Start of AVAILABLE DATA

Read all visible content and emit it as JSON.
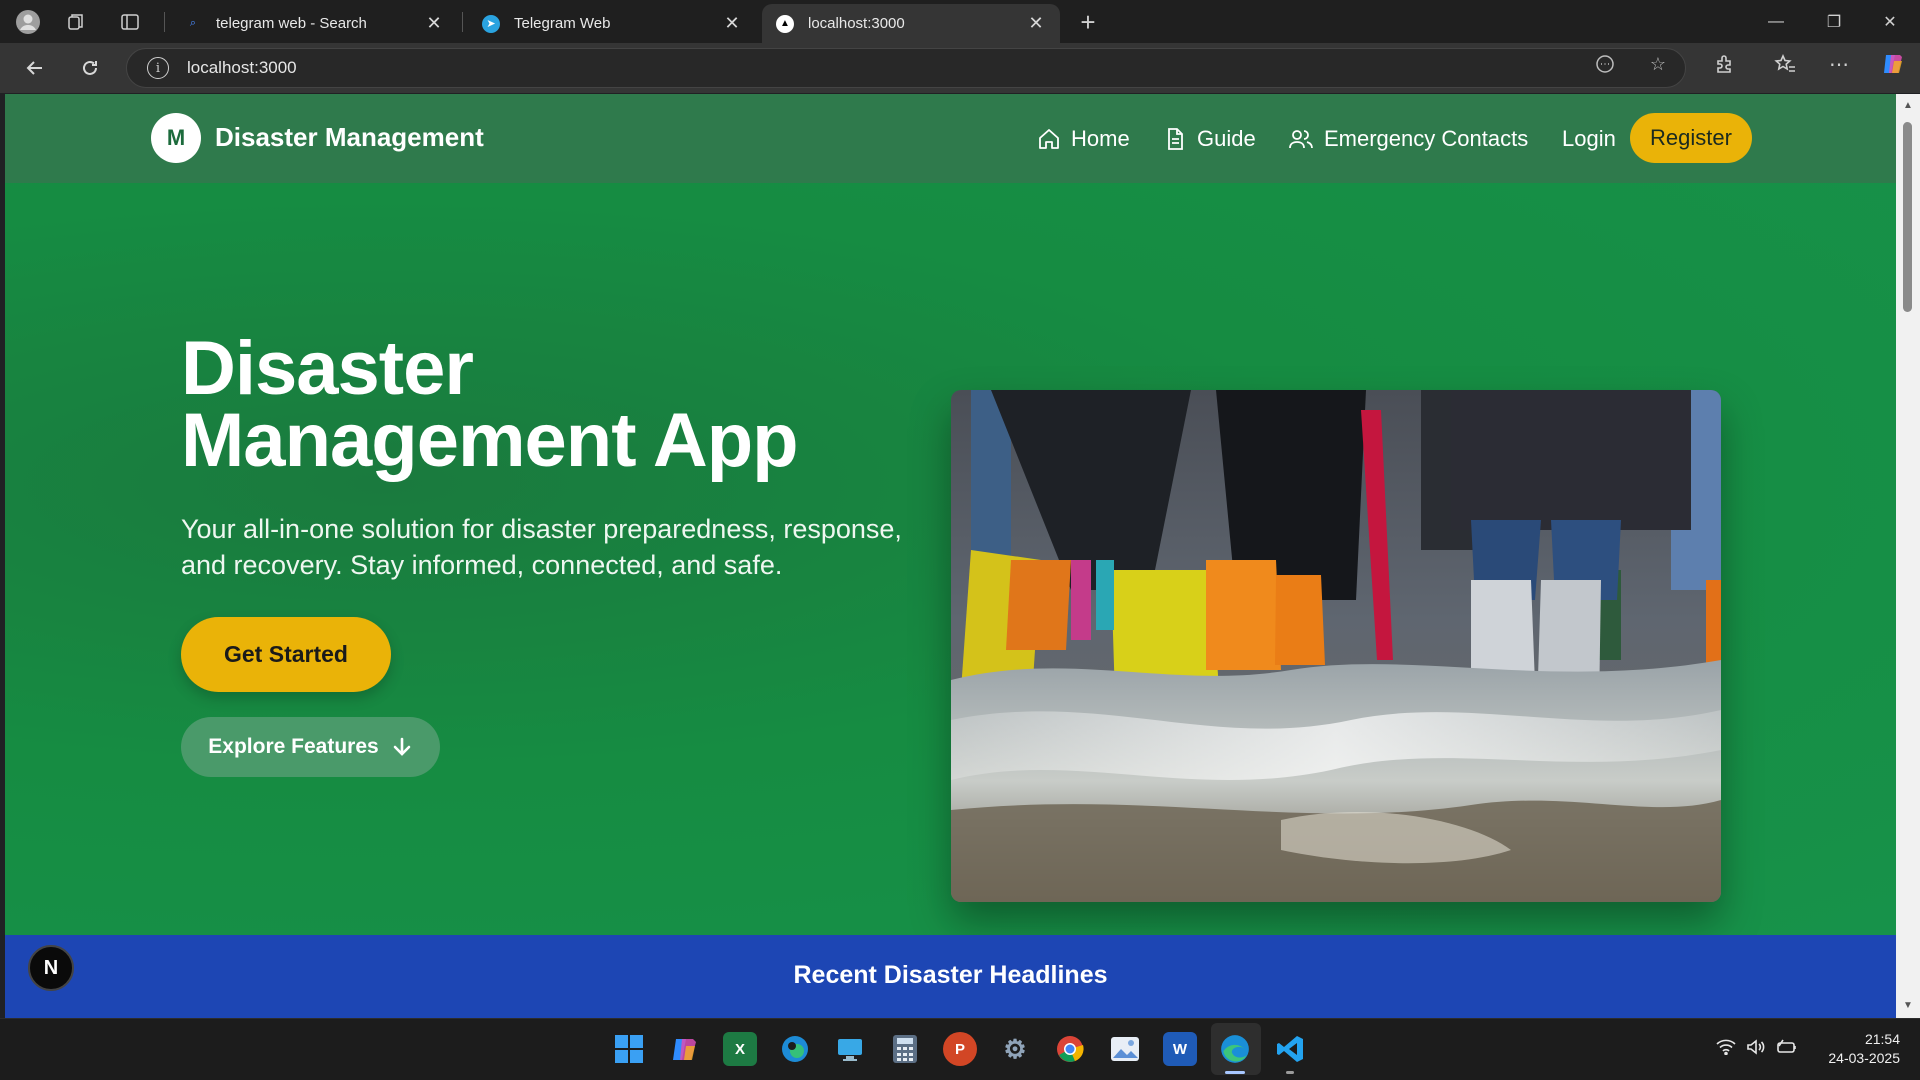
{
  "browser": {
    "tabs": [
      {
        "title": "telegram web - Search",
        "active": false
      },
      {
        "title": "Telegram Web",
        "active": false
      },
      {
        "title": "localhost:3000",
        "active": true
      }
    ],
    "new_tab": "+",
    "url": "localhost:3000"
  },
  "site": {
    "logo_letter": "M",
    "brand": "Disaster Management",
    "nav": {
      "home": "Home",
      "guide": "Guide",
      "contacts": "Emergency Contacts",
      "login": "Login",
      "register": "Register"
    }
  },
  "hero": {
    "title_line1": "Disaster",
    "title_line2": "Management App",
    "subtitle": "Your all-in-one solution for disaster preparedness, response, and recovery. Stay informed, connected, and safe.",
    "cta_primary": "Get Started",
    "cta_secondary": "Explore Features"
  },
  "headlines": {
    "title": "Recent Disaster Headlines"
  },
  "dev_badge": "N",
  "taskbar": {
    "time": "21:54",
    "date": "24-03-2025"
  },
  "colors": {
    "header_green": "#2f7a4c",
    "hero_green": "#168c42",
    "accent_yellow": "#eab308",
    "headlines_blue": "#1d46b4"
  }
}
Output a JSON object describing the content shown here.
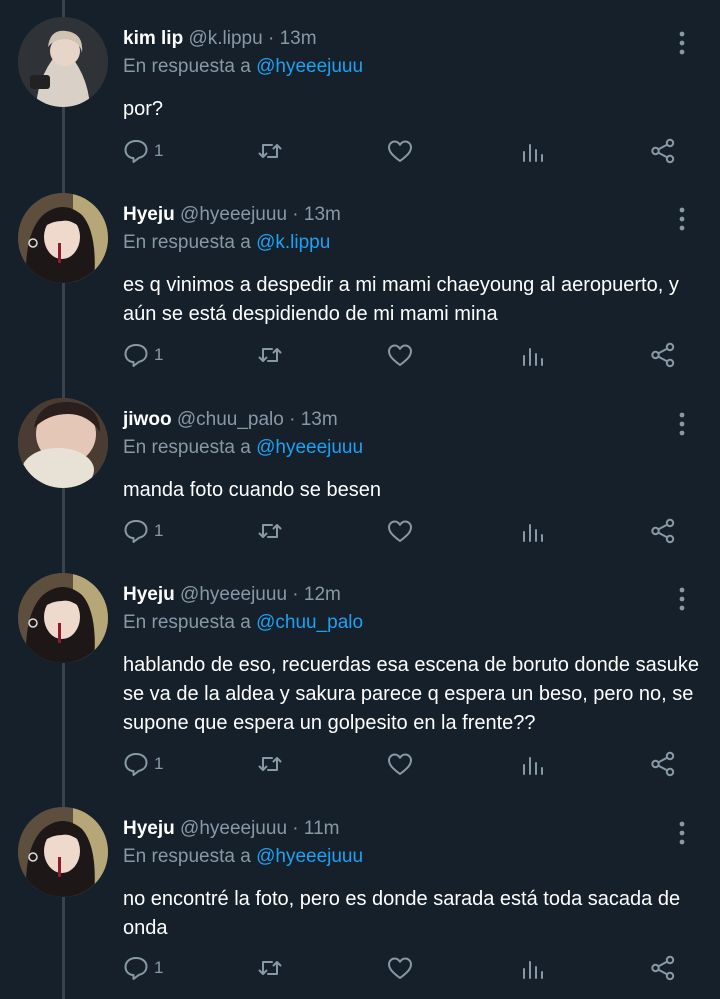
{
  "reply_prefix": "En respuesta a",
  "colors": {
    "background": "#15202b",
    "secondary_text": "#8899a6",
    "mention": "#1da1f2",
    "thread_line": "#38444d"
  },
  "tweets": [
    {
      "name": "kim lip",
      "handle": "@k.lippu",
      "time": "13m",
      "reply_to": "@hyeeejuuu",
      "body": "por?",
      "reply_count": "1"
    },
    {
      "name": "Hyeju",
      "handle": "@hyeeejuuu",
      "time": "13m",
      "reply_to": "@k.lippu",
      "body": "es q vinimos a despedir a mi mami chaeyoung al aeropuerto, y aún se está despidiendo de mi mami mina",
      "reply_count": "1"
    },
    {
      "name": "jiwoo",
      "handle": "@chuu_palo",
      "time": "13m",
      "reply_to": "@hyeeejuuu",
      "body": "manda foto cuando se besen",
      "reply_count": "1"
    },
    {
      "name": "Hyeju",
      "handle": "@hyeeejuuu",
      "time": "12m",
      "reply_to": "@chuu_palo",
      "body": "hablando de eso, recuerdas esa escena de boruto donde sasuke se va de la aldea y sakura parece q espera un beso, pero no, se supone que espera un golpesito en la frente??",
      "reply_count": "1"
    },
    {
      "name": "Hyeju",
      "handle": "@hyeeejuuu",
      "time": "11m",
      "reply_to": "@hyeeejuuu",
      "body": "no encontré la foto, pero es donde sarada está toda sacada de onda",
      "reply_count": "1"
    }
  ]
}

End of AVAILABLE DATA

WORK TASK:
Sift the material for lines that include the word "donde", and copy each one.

WORKED SOLUTION:
      "body": "hablando de eso, recuerdas esa escena de boruto donde sasuke se va de la aldea y sakura parece q espera un beso, pero no, se supone que espera un golpesito en la frente??",
      "body": "no encontré la foto, pero es donde sarada está toda sacada de onda",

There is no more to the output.